We have one last story to kind of try and get in here under the wire, and this is under the umbrella of kind of like new social dynamics, or different ways to engage people at your attraction. San Diego zoos, Wildlife Explorers Camp has opened, redefining engagement with young visitors at a location. The key takeaway here is that, inside the base camp zoo guests will visit a variety of fascinating species and engage on a deeper level by utilizing full sensory and multifaceted elements including, parallel play, opportunities from climbing and crawling around a master tree house, to exploring through water play elements experiences, interactive touch screens, games. So, the parallel play thing I think is the thing that is most interesting here. There is high tech integrations as well, but it is this idea of parallel play and engaging your audience in a different way.

Scott:

So, Philip, help us understand a little bit more about what parallel play actually means. I think it's a great buzzword, and I think we can understand it, but I think a lot of folks are going to interpret it differently. I know I I've interpreted about three different ways since I started reading this article. So, in your mind, how do you view parallel play?

Philip:

That is a great question. This is actually a thing that I really want to go and see myself. Actually, this is one of the things I want to go see how it's actually working. I think the theory is to encourage children to play at the zoo in the same way that animals play. So, like play with animals, not like physically with animals, but as in like, I am looking at the monkeys over there, and then a person is telling me, "monkeys like to play, they like to swing around, they like to do these things, and we're going to now do that, just like the monkeys do." So, we're going to play in the same fashion, surrounded by monkeys. In that way, we build empathy as to understanding how similar to us animals are well.

Scott:

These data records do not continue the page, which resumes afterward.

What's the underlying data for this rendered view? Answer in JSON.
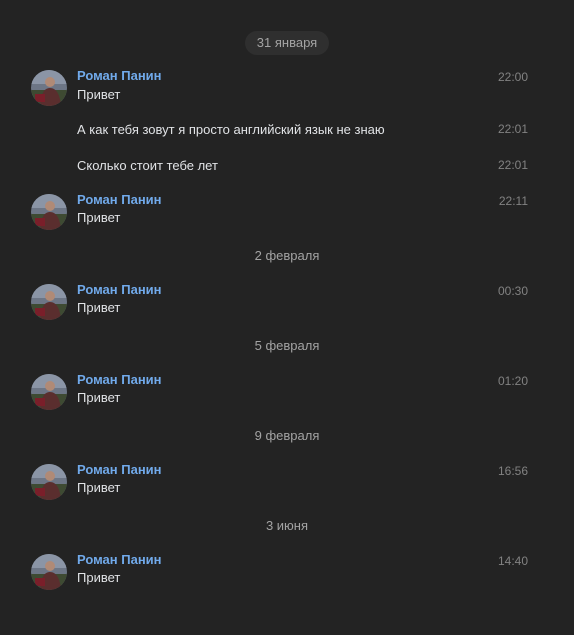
{
  "dates": [
    "31 января",
    "2 февраля",
    "5 февраля",
    "9 февраля",
    "3 июня"
  ],
  "author_name": "Роман Панин",
  "messages": [
    {
      "text": "Привет",
      "time": "22:00"
    },
    {
      "text": "А как тебя зовут я просто английский язык не знаю",
      "time": "22:01"
    },
    {
      "text": "Сколько стоит тебе лет",
      "time": "22:01"
    },
    {
      "text": "Привет",
      "time": "22:11"
    },
    {
      "text": "Привет",
      "time": "00:30"
    },
    {
      "text": "Привет",
      "time": "01:20"
    },
    {
      "text": "Привет",
      "time": "16:56"
    },
    {
      "text": "Привет",
      "time": "14:40"
    }
  ],
  "colors": {
    "background": "#232323",
    "author": "#71aaeb",
    "message_text": "#e1e3e6",
    "timestamp": "#828282",
    "date_separator": "#a3a3a3"
  }
}
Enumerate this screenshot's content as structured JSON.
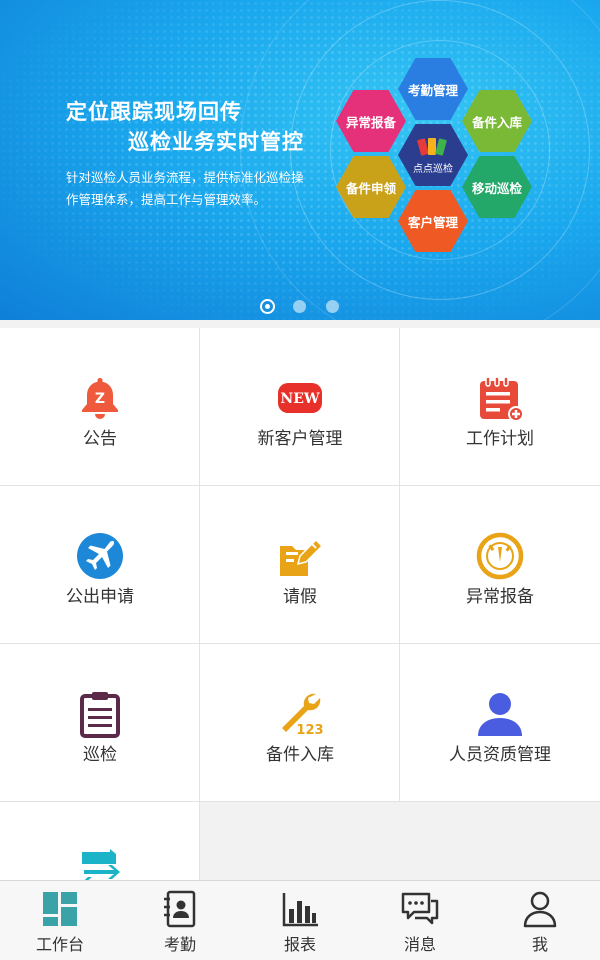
{
  "banner": {
    "headline_line1": "定位跟踪现场回传",
    "headline_line2": "巡检业务实时管控",
    "description": "针对巡检人员业务流程，提供标准化巡检操作管理体系，提高工作与管理效率。",
    "hexagons": {
      "top": "考勤管理",
      "upper_left": "异常报备",
      "upper_right": "备件入库",
      "center": "点点巡检",
      "lower_left": "备件申领",
      "lower_right": "移动巡检",
      "bottom": "客户管理"
    },
    "carousel_dots": 3,
    "active_dot": 1
  },
  "grid": {
    "items": [
      {
        "label": "公告",
        "icon": "bell-icon"
      },
      {
        "label": "新客户管理",
        "icon": "new-badge-icon"
      },
      {
        "label": "工作计划",
        "icon": "notepad-icon"
      },
      {
        "label": "公出申请",
        "icon": "airplane-icon"
      },
      {
        "label": "请假",
        "icon": "edit-folder-icon"
      },
      {
        "label": "异常报备",
        "icon": "gauge-icon"
      },
      {
        "label": "巡检",
        "icon": "clipboard-icon"
      },
      {
        "label": "备件入库",
        "icon": "wrench-icon"
      },
      {
        "label": "人员资质管理",
        "icon": "person-icon"
      },
      {
        "label": "",
        "icon": "transfer-icon"
      }
    ]
  },
  "tabbar": {
    "tabs": [
      {
        "label": "工作台",
        "icon": "dashboard-icon",
        "active": true
      },
      {
        "label": "考勤",
        "icon": "contacts-book-icon",
        "active": false
      },
      {
        "label": "报表",
        "icon": "bar-chart-icon",
        "active": false
      },
      {
        "label": "消息",
        "icon": "message-icon",
        "active": false
      },
      {
        "label": "我",
        "icon": "user-icon",
        "active": false
      }
    ]
  },
  "colors": {
    "accent": "#3aa3a8",
    "banner_blue": "#1aa8ee",
    "bell_red": "#f05a3c",
    "airplane_blue": "#1e88d8",
    "gold": "#e8a317",
    "purple": "#5a2a48",
    "person_blue": "#4a5ce0",
    "transfer_cyan": "#1bb3c8"
  }
}
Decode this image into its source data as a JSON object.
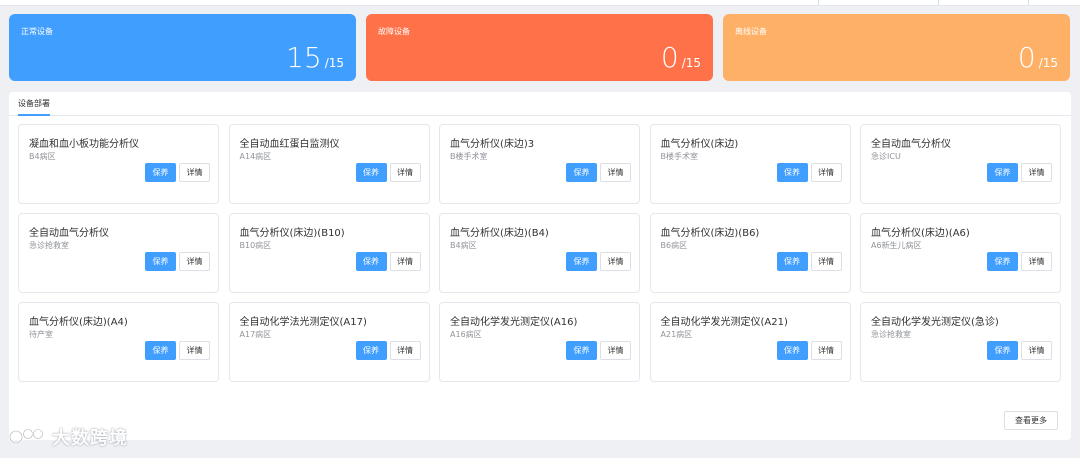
{
  "stats": [
    {
      "label": "正常设备",
      "value": "15",
      "total": "/15",
      "color": "#409eff"
    },
    {
      "label": "故障设备",
      "value": "0",
      "total": "/15",
      "color": "#ff7148"
    },
    {
      "label": "离线设备",
      "value": "0",
      "total": "/15",
      "color": "#ffb067"
    }
  ],
  "panel": {
    "tab": "设备部署",
    "maintain_label": "保养",
    "detail_label": "详情",
    "more_label": "查看更多"
  },
  "devices": [
    {
      "name": "凝血和血小板功能分析仪",
      "location": "B4病区"
    },
    {
      "name": "全自动血红蛋白监测仪",
      "location": "A14病区"
    },
    {
      "name": "血气分析仪(床边)3",
      "location": "B楼手术室"
    },
    {
      "name": "血气分析仪(床边)",
      "location": "B楼手术室"
    },
    {
      "name": "全自动血气分析仪",
      "location": "急诊ICU"
    },
    {
      "name": "全自动血气分析仪",
      "location": "急诊抢救室"
    },
    {
      "name": "血气分析仪(床边)(B10)",
      "location": "B10病区"
    },
    {
      "name": "血气分析仪(床边)(B4)",
      "location": "B4病区"
    },
    {
      "name": "血气分析仪(床边)(B6)",
      "location": "B6病区"
    },
    {
      "name": "血气分析仪(床边)(A6)",
      "location": "A6新生儿病区"
    },
    {
      "name": "血气分析仪(床边)(A4)",
      "location": "待产室"
    },
    {
      "name": "全自动化学法光测定仪(A17)",
      "location": "A17病区"
    },
    {
      "name": "全自动化学发光测定仪(A16)",
      "location": "A16病区"
    },
    {
      "name": "全自动化学发光测定仪(A21)",
      "location": "A21病区"
    },
    {
      "name": "全自动化学发光测定仪(急诊)",
      "location": "急诊抢救室"
    }
  ],
  "watermark": {
    "text": "大数跨境",
    "icon": "brand-logo-icon"
  }
}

When you play, if you experience something while you're having a good time, study after study after study have shown that this is the strongest form of education. So, I just wanted to make sure that we were all thinking the same way. This is something that, again, science museums have done forever, some zoos, even back in the day of when I was still working at Busch Gardens in Tampa, they had tried things similar to this where there were climbing apparatus within a primate habitat. So, I think this is great that this is getting down to the zoo level, especially considering that so many zoos have had such a pushback on, "well, we're here to educate not just entertain. " We'll call it the black fish backlash. So, they've been terrified to actually say, "we're going to entertain." I think this is a great way to get back to making certain that people have a good time while they learn, not only facts about the animals, but also conservation issues about these animals as well. So, I think that's very exciting, and I think it's a great way to get guests doing stuff, which is always really important, especially in educational settings.

Scott:

Well, that's, that's our time. We are done for another week. So, on behalf of Philip Hernandez with Gantom Lighting and Controls, and myself, Scott Swenson with Scott Swenson Creative Development, thank you so much for listening. Please share the show with everybody you can think of, and we will see you next week with still more things that we can chat about, and maybe argue about, see you then.

Scott Swenson Profile Photo

Scott Swenson

Owner/Creative Director

For over 30 years, Scott Swenson has been a storyteller, bringing stories to life as a writer, director, producer and performer. His work in theme park, consumer events, live theatre and television has given him a broad spectrum of experiences. In 2014, after 21 years with SeaWorld Parks and Entertainment, Scott formed Scott Swenson Creative Development LLC. Since then he has been providing impactful experiences for clients around the world. Whether he is installing shows on cruise ships or creating seasonal festivals for theme parks, writing educational presentations for zoos and museums or directing successful fund raisers, Scott is always finding new ways to tell stories that engage and entertain.